The old saying goes that “men never make passes at girls who wear glasses” – but a new cohort of specs-wearing stars is putting paid to glasses being equated with a lack of glamour. It’s about time, says Emily Reynolds.
Every year has its standout moments, but my personal favourites include Björk’s iconic swan dress, worn to the Oscars in 2001, Rose McGowan’s beaded, nearly-nude 1998 VMA look, and the sheer-topped dress Halle Berry wore to pick up her Oscar in 2002. It’s safe to say that I don’t particularly favour the subtle or the understated.
But this year, despite my deep and abiding love for an outlandish statement look, my favourite piece of red carpet fashion hasn’t been an outrageous dress or a bold piece of jewellery. In fact, it’s something far more mundane than that – a pair of glasses.
Glasses didn’t quite take centre stage at this year’s Oscars – but they certainly made an appearance.

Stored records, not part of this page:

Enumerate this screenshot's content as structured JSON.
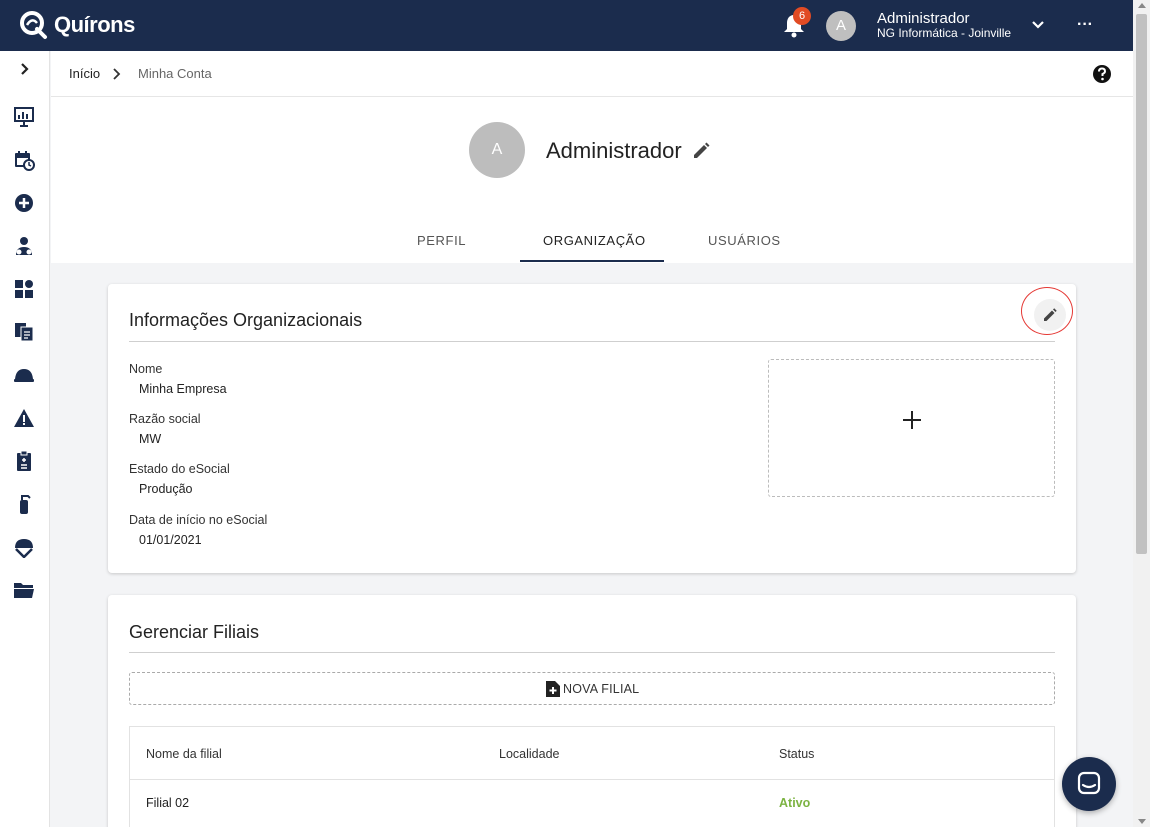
{
  "app": {
    "logo_text": "Quírons"
  },
  "header": {
    "notification_count": "6",
    "avatar_letter": "A",
    "user_name": "Administrador",
    "user_org": "NG Informática - Joinville",
    "more_label": "···"
  },
  "breadcrumb": {
    "home": "Início",
    "current": "Minha Conta"
  },
  "profile": {
    "avatar_letter": "A",
    "name": "Administrador",
    "tabs": [
      {
        "label": "PERFIL",
        "active": false
      },
      {
        "label": "ORGANIZAÇÃO",
        "active": true
      },
      {
        "label": "USUÁRIOS",
        "active": false
      }
    ]
  },
  "org_card": {
    "title": "Informações Organizacionais",
    "fields": [
      {
        "label": "Nome",
        "value": "Minha Empresa"
      },
      {
        "label": "Razão social",
        "value": "MW"
      },
      {
        "label": "Estado do eSocial",
        "value": "Produção"
      },
      {
        "label": "Data de início no eSocial",
        "value": "01/01/2021"
      }
    ],
    "logo_upload_icon": "plus-icon"
  },
  "branches_card": {
    "title": "Gerenciar Filiais",
    "new_button": "NOVA FILIAL",
    "columns": [
      "Nome da filial",
      "Localidade",
      "Status"
    ],
    "rows": [
      {
        "name": "Filial 02",
        "location": "",
        "status": "Ativo"
      }
    ]
  },
  "sidebar_icons": [
    "dashboard-icon",
    "calendar-clock-icon",
    "add-circle-icon",
    "users-icon",
    "puzzle-person-icon",
    "documents-icon",
    "helmet-icon",
    "warning-icon",
    "clipboard-icon",
    "extinguisher-icon",
    "safety-helmet-icon",
    "folder-icon"
  ],
  "colors": {
    "topbar": "#1b2c4d",
    "status_active": "#7cb342",
    "badge": "#e14b24"
  }
}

Stars including Meryl Streep, Lupita Nyong’o, Laura Dern and Rita Moreno all donned their specs this year. And I think it’s great.
I’ve been wearing glasses since I was about 10 years old, and for many years I hated them.

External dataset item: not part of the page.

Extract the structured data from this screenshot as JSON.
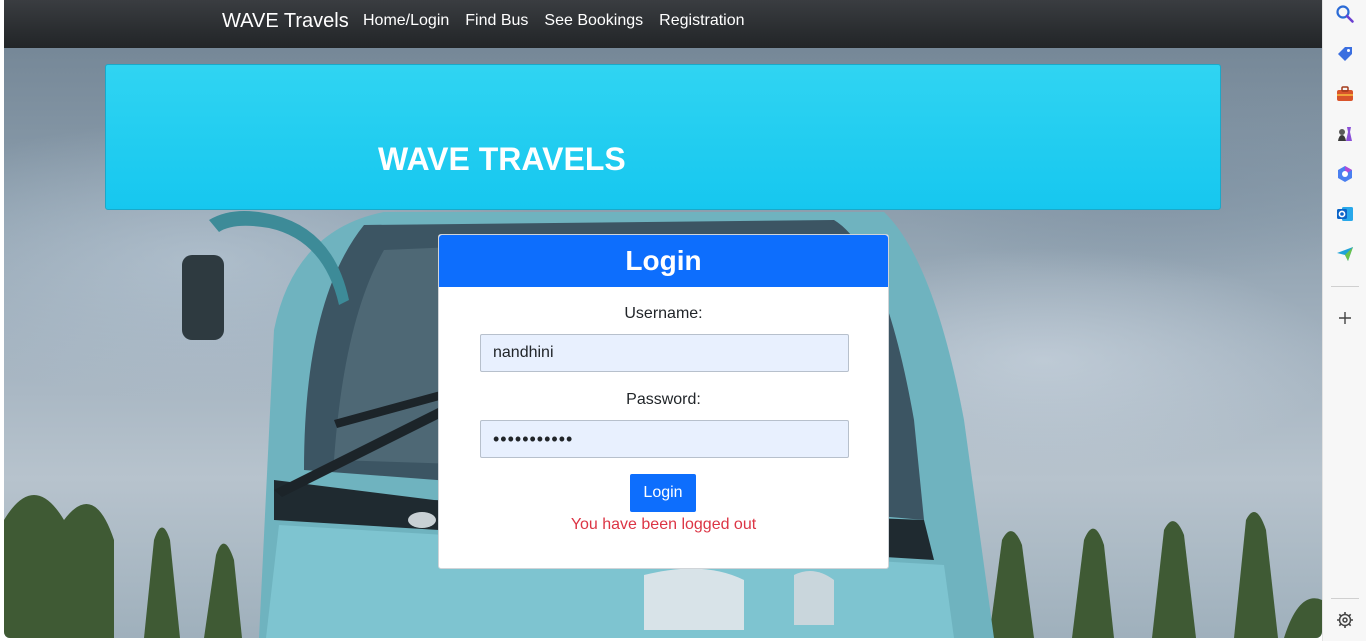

As a teenager, I begged my mum to let me have contact lenses. I wore them even when they hurt my eyes, even when my outdated prescription meant that I couldn’t actually see what was going on in front of me, and even when squinting to read what was written on the whiteboard gave me a near constant headache.

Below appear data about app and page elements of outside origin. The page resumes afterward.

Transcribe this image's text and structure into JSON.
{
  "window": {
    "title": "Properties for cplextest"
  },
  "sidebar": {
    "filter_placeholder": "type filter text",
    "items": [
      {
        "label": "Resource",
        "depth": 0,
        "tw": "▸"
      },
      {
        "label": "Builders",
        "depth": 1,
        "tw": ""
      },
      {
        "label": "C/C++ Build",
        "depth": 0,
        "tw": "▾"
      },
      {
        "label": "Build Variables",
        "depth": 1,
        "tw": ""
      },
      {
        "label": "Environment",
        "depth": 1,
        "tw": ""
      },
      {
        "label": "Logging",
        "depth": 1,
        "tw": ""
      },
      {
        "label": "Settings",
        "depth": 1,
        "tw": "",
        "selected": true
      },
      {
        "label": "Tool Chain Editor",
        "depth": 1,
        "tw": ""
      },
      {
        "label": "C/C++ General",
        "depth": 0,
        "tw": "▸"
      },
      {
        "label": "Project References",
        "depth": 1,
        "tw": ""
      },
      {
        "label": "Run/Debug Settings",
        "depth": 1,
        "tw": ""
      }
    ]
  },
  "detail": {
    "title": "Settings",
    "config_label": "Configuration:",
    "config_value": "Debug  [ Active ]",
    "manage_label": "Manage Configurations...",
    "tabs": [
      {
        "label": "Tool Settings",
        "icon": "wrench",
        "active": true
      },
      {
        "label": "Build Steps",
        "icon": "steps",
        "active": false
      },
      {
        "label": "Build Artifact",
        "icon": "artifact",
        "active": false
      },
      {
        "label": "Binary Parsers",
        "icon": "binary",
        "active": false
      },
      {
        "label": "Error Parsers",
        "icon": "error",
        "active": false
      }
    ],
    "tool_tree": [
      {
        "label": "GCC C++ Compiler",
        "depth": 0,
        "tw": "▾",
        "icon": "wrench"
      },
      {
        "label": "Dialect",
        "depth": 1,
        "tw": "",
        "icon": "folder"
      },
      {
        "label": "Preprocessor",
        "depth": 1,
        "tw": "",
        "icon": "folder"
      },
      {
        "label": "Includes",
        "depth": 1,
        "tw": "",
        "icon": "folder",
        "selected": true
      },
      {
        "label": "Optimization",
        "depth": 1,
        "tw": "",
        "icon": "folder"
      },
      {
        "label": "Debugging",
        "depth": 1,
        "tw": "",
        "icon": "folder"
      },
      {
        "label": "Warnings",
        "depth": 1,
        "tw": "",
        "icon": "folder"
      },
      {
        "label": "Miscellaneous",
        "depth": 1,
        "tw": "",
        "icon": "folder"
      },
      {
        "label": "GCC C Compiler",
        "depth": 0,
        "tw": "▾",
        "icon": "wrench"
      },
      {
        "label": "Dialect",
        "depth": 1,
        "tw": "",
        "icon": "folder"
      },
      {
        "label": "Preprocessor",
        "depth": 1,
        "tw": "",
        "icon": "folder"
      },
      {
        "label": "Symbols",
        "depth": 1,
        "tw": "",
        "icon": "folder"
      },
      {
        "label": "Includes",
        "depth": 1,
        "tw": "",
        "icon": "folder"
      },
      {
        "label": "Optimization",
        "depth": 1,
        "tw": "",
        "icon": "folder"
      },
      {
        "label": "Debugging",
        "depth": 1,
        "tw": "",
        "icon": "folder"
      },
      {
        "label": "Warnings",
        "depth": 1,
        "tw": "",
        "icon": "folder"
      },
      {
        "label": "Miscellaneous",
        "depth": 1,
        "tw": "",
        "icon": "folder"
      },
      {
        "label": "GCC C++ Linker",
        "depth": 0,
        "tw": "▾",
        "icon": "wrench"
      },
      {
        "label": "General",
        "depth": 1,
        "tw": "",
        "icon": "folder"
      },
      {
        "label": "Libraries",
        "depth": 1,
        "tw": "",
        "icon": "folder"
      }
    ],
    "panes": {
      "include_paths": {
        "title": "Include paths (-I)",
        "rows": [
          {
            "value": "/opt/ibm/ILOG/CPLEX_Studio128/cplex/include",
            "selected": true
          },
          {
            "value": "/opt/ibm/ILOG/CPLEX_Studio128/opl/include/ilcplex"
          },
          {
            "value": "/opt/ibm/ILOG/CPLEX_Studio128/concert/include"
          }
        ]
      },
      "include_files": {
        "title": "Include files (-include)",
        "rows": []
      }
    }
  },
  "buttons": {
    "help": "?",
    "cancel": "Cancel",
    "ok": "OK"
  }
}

I felt that if I was wearing glasses, nobody would ever fancy me. Science seemed to back this up, with studies from the early Nineties showing that those who wore glasses were viewed as less socially and physically attractive. So it’s hardly surprising that not wearing specs was more important to me than almost any other part of my frankly ridiculous scheme to be appealing to boys.
It was a pretty comprehensive scheme, too. I’d take my ‘uncool’ winter coat off at the bus stop so nobody would see me wearing it, preferring to stand shivering cold until the bus came than to dent my (completely non-existent) sex appeal. I’d spend all day in uncomfortable shoes that blistered my feet because I thought they looked good. Despite being incredibly slim, I’d still buy and wear control underwear – in hindsight, a completely ridiculous thing for a 15-year-old girl to do.
But at the time, it made sense. Being uncomfortable didn’t feel like something I could opt out of – if it had, I doubt I would have done so anyway. Wearing glasses wasn’t even an option – I’d seen all the films featuring the ugly-girl-in-glasses trope, all of which followed a predictable formula. It went as follows:
- Teenage girl has frizzy hair and glasses. Nobody notices her, despite the fact that behind her specs she’s being played by a beautiful and preened Hollywood actress in her early twenties
- For whatever reason, girl receives life-changing makeover that necessitates her taking her glasses off
- She’s hot now!
It was obvious: glasses were not sexy.
As I’ve gotten older, I’ve become far less invested in adhering to the kind of rules that dictate how a woman “should” dress. I ditched heels, I scrapped my Spanx, I finally started dressing for the weather. I’m more concerned with feeling good – which to me, means feeling comfortable – than torturing myself in order to live up to a standard set for me by a culture that, frankly, finds women’s bodies unpalatable in their natural state. I also stopped being concerned with whether or not boys fancied me.
And I realised that – shock horror – women still do look good with glasses on. I now wear them every day and don’t consider myself to be unattractive or plain – although I do have a habit of picking profile pictures where I’m not wearing them, perhaps indicating that I’m not totally over some of those internalised beauty standards.
Look – I’m well aware that in an entertainment world currently dominated by #MeToo and #TimesUp, a few actresses wearing glasses on the red carpet is hardly the biggest issue in the world, and Meryl Streep looking cool in a pair of specs isn’t the feminist statement of the century.
Nor is the stereotyping of glasses-wearers as frumpy and unattractive the worst part of a pernicious and oppressive standard of beauty that prizes skinny, able-bodied white women as the ultimate iteration of beauty, elegance and grace.
I’m also aware that many women want to wear contacts or heels every day, or think the pay-off of discomfort and pain is worth it – and I’d never begrudge them that.
But in a world that shames women for almost every possible facet of their lives and looks, I know how small and seemingly facile things like being told glasses are nerdy and unsexy can have an impact on your self-image and self-esteem.
Looking back at the fashion choices I made during my teens and early twenties, I now see that they were largely characterised by me being uncomfortable – and all to appeal to boys I don’t even remember the names of.
I now value different things – my career, activism, my friends, my mental health, and how I feel about myself.
And most of all? I value, unlike that nervous 15-year-old squinting at everything she saw, actually being able to see.
Images: Rex Features